Follow this up with the thought bubble worksheet.
This activity helps young children focus on their breath. Any object could be used, such as a stuffed animal.
● Children select a rock.
● They lie down and place the rock on their stomach.
● Lead them through deep breaths and have them notice the rock rising and falling.
The main idea behind mindful eating is to engage all five senses. This exercise could be used during a mid-day snack. As students eat a cookie or a piece of fruit, for example, slowly guide them through each of their five senses one-by-one, asking them what they see, smell, taste, touch, and hear as they slowly eat.
3. Exercises that Cultivate Empathy
Loving Kindness Meditation
Rooted in Buddhist teaching, this meditation helps participants cultivate a positive attitude toward people they love, people they feel neutral toward, and people they have negative feelings for. The full meditation takes approximately 15 minutes. Guides for this type of meditation are available through mindful.org at bit.ly/2ZawTOu and on exceltatlife.com at bit.ly/2ZawTOu.
Mindfulness of Feelings and Thoughts
Teachers, administrators, students, and staff members can cultivate compassion for each other and their differences by pausing to identify their own passing feelings and thoughts verbally or in writing. This exercise could be useful during discussions about culturally sensitive issues, when groups aren’t relating well or when students are disengaging, or on the first day of school and other high-energy days of the school year.
Mindful Listening and Talking
This activity can be done at the beginning of the school year to emphasize the importance of closely listening to diverse points of view. It could also be a good activity to lead with teachers as they prepare to speak in front of their classes. Here are some basic instructions:
● Participants work in pairs.
● A leader assigns a topic.
● Only one person talks for a few minutes, then they switch.
● The listener notices when their attention wanders and redirects their mind to what their partner says, engaging their five senses.

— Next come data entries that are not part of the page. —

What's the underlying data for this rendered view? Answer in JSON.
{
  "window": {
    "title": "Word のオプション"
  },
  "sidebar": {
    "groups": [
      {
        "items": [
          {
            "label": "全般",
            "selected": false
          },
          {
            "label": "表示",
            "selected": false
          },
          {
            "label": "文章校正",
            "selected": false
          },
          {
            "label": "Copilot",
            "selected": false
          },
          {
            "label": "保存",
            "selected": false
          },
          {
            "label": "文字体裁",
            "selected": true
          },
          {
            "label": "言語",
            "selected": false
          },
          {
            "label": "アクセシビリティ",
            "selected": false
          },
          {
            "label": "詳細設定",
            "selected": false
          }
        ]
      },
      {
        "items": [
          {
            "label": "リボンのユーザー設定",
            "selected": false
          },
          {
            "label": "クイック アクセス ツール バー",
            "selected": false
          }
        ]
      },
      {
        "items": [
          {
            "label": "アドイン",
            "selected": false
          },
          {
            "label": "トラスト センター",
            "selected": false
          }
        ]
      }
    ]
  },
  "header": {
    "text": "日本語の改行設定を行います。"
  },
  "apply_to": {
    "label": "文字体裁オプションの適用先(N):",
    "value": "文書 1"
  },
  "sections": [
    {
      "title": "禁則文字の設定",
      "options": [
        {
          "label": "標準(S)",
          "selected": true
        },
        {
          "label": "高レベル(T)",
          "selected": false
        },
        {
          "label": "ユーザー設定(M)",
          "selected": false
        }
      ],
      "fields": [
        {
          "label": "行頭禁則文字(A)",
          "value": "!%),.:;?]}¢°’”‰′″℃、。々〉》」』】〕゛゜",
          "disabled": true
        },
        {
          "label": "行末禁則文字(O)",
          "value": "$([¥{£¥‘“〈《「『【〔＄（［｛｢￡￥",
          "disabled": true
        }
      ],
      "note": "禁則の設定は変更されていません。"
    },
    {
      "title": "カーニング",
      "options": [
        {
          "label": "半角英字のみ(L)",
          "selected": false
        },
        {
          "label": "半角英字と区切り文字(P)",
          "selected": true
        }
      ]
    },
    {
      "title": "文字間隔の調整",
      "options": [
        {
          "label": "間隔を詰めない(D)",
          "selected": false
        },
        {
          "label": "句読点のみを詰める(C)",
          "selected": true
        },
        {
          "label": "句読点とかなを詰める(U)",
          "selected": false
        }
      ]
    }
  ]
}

● The speaker tries to be mindful of what they are saying — e.g., staying on topic, not talking too much, paying attention to whether their statements are true, helpful, necessary, and kind.
● The leader debriefs with participants about what their experiences were like.
Chackes emphasizes the importance of doing exercises such as these on a daily basis, both in and out of the classroom. “If mindfulness was really incorporated into the whole school, becoming a daily practice for everybody, it could have a powerful impact,” she says.
Ginger O’Donnell is a senior staff writer for DiversityIS. This article ran in the fall 2019 issue.